Setting a clear direction of travel, David Cameron told delegates at the Conservative Party conference in Manchester on Wednesday that he wanted to see ‘bold action’ in ending welfare dependency among young people.
‘Today it is still possible to leave school, sign on, find a flat, start claiming housing benefit and opt for a life on benefits,’ he said. ‘It’s time for bold action here. We should ask, as we write our next manifesto, should this option exist at all.’
In a plea to be allowed to ‘finish the job’, Mr Cameron said if the Tories won a second term he would introduce a policy that would force under-25s to be either ‘earning or learning’.
Figures from the Department for Work and Pensions show that, as of February 2013, 368,347 under-25s were claiming housing benefit, of which (168,652) were single with children.
The proposed sanction on non-working young benefit claimants was branded a ‘dangerous move’ by the Chartered Institute of Housing.
Grainia Long, chief executive of the CIH, said: ‘How do you build the economy without a young, mobile workforce? It would mean that young people would be unwilling to take risks, such as moving for work, because there would be no safety net for them.
‘It also fails to take into account the reality of many people’s lives - many under-25s will have paid tax and national insurance for several years before needing to claim benefits.’
Rick Henderson, chief executive of Homeless Link, the umbrella body for homelessness charities, said: ‘Many young people don’t have the option of living with their parents. For them housing benefit provides a vital safety net if they face abuse at home or their family has fallen apart. It also helps young people in low-paid jobs who face high rents.’

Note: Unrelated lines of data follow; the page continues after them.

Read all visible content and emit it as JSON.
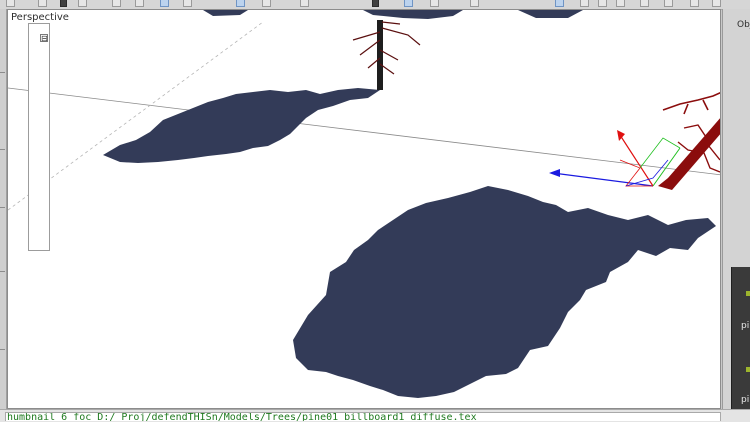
{
  "viewport": {
    "label": "Perspective",
    "background": "#ffffff",
    "shadow_color": "#333b58",
    "tree_color": "#8b0d0d",
    "gizmo_colors": {
      "x": "#e01010",
      "y": "#20c020",
      "z": "#1a1ae0"
    }
  },
  "objects_panel": {
    "header": "Obj",
    "collapse_symbol": "⊟"
  },
  "thumbnail_panel": {
    "items": [
      "pi",
      "pi"
    ]
  },
  "log": {
    "text": "humbnail 6 foc D:/ Proj/defendTHISn/Models/Trees/pine01 billboard1 diffuse.tex"
  }
}
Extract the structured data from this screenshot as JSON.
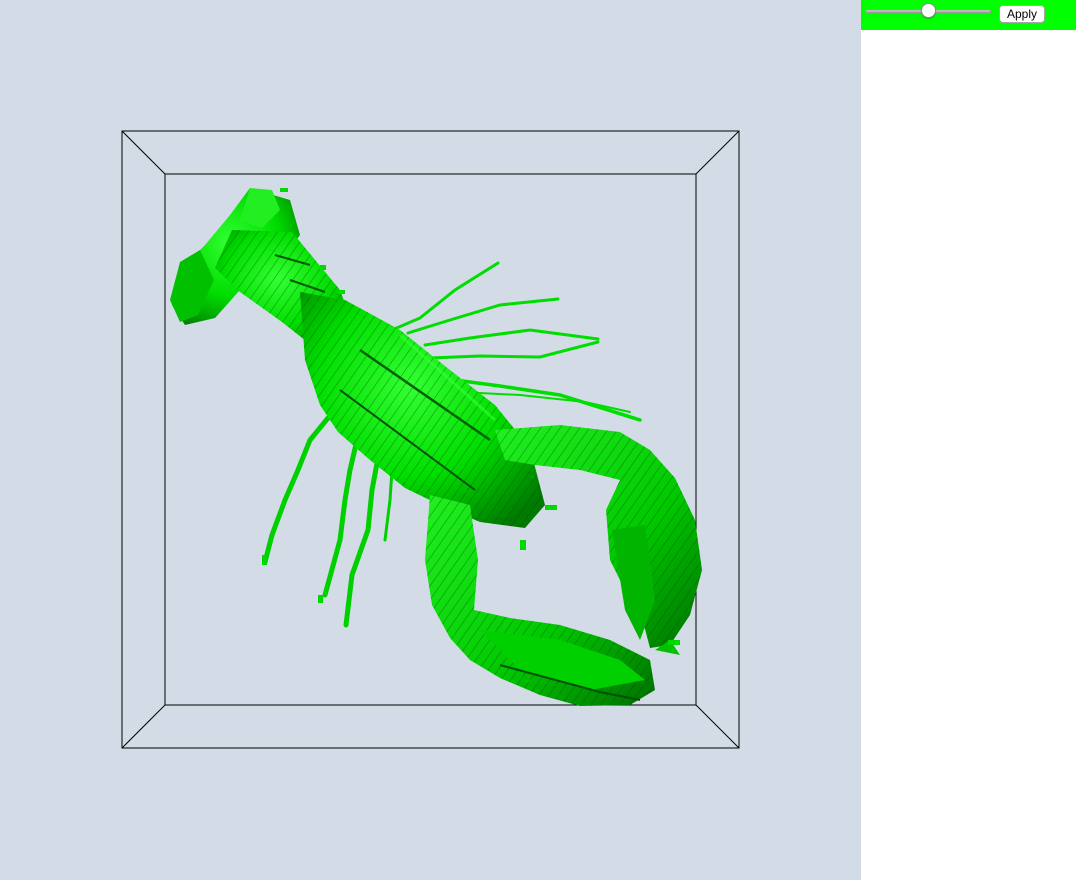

Mr Cameron’s call followed the announcement of a pilot scheme to force unemployed benefit claimants to spend a minimum of 35 hours a week applying for jobs and a help to work scheme which would force long-term unemployed people to do 30 hours a week of community work or job placements.
Housing featured prominently in the keynote speeches of Mr Cameron, chancellor George Osborne and London mayor Boris Johnson, after Labour last week brought housing to the top of the political agenda - but there was little new policy.
Responding to Labour leader Ed Miliband’s pledge to double house building by 2020, Mr Osborne brought forward the government’s controversial £8 billion mortgage guarantee scheme by four months to start next week.
Mr Cameron defended the scheme - which has been criticised over its potential to cause a house price bubble - arguing that ‘millions’ were ‘stuck renting when they’re desperate to buy’.